In what continues to be the case locally, Blues’ trade talk is overshadowing the scheduled events on the NHL calendar.
Over the weekend, the chatter garnered more attention than the league draft, and on Wednesday, word of the club perhaps being interested in dealing defenseman Kevin Shattenkirk consumed the opening day of free agency.
The Blues have been the subject of much trade conjecture over the past couple of months, but for the most part, it’s been confined to a handful of players: T.J. Oshie, Patrik Berglund and David Backes to name a few.
Now, the Blues have put Shattenkirk in the mix, at least gauging interest in what the All-Star could bring, according to league sources and media reports that have cited Edmonton, Columbus and Philadelphia as possible partners.
Blues general manager Doug Armstrong did not immediately return a message late Wednesday.

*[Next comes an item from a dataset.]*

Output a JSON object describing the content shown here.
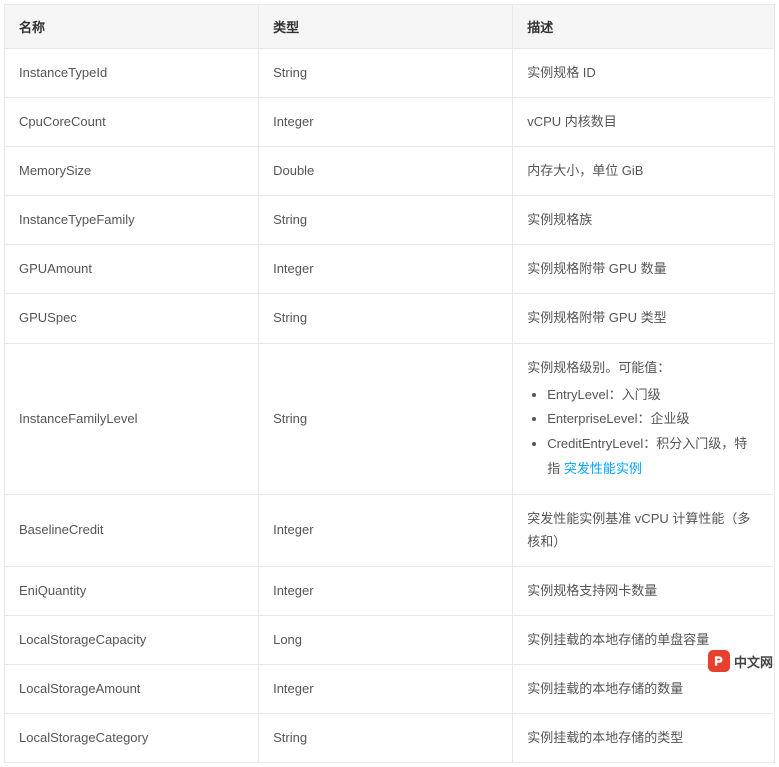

Jordan Neumann, Shattenkirk’s agent, told the Post-Dispatch that he believed the reports are “not true.”
Shattenkirk, 26, is coming off arguably his best season in the NHL. He had eight goals, 44 points and was a plus-19 in just 56 games. He missed 25 games with an abdominal injury that required surgery.
In 338 NHL games, including part of one season with Colorado before being traded to the Blues in 2011, Shattenkirk has 41 goals, 198 points and is a plus-38.
Why would the Blues be interested in trading one of the league’s top young puck-moving defensemen and power-play specialists?
Well, if they are, it could be because the club has defensemen Alex Pietrangelo and Jay Bouwmeester locked up in long-term contracts. Pietrangelo is signed through 2019-20 with a salary cap hit of $6.5 million, while Bouwmeester is inked through ’18-19 at $5.4 million.
Shattenkirk has two more seasons remaining on a four-year, $17 million contract.
At 28 and an unrestricted free agent when that deal expires, Shattenkirk’s salary is expected to see a significant hike, likely exceeding Pietrangelo’s current contract. At the very least, the Blues would have three defensemen with cap hits of $5.4 million or more.
The club isn’t believed to have any desire to trade Pietrangelo, and the value of Bouwmeester, 31, may have diminished after a subpar season last year.
Which brings the Blues back to the possibility of trading Shattenkirk in the right circumstance. A league source said that keeping the defenseman at a modest cap hit of $4.25 million next season and making the deal the following summer — going into the last year of his contract — may make more sense for the Blues. But it seems they may be at least investigating their options now.
Shattenkirk does not have a no-trade clause in his contract. Per the league’s CBA, he’s isn’t eligible to receive one until he turns 27, which he will do next January. But an important factor is that Shattenkirk does not possess a no-trade clause in the final year of his deal.
Though no deal with Shattenkirk appears imminent, the idea of a trade involving him overshadowed Wednesday’s contract extension for center Jori Lehtera and the re-signing of unrestricted free-agent defenseman Chris Butler.
Lehtera, who still has one more season remaining on his current contract, agreed to a three-year, $14.1 million contract ($4.7 million annual average value) , keeping him in the fold through the 2018-19 season.
After being paid $2.25 million next season on the expiring deal, Lehtera will make $4.4 million in 2016-17, $4.7 million in 2017-18 and $5 million in 2018-19.
He would have become an unrestricted free agent next summer. Wednesday was the first day that players entering their final year could sign extensions.
“He had a very good rookie season,” Armstrong said earlier in the day. “A, with him being a center iceman and B, with his size (6 feet 2, 210 pounds) and ability to play in the top six, we felt we didn’t want to wait into the season and let unrestricted (status) get too close.”
Lehtera, 27, was a third-round draft pick of the Blues (No. 65 overall) in 2008. But the Finnish native spent four seasons playing in Europe’s Kontinental Hockey League, and after spurning offers to join the Blues, some figured he may never come to the NHL.
But exactly a year ago, following a meeting between Armstrong and Lehtera at the Olympics, the two sides announced the surprise signing.
In his rookie year, Lehtera rediscovered the chemistry he had with Vladimir Tarasenko, with whom he played in the KHL, posting 14 goals and 44 points in 75 games. (He was not eligible for any rookie awards because of his age.)
“I think (the chemistry with Tarasenko) is certainly good, but he’s the type of player, he can play with other players,” Armstrong said. “And the thing is, we’re getting him right in the prime of his career at 29, 30, 31. So that’s the exciting part about his contract. He’s getting paid well, but we’re getting him in the most important part of his career.”
Butler, a native St. Louisan, will be back for a second season with his hometown club. He had three goals, nine points and was a plus-8 in 33 games in his first year.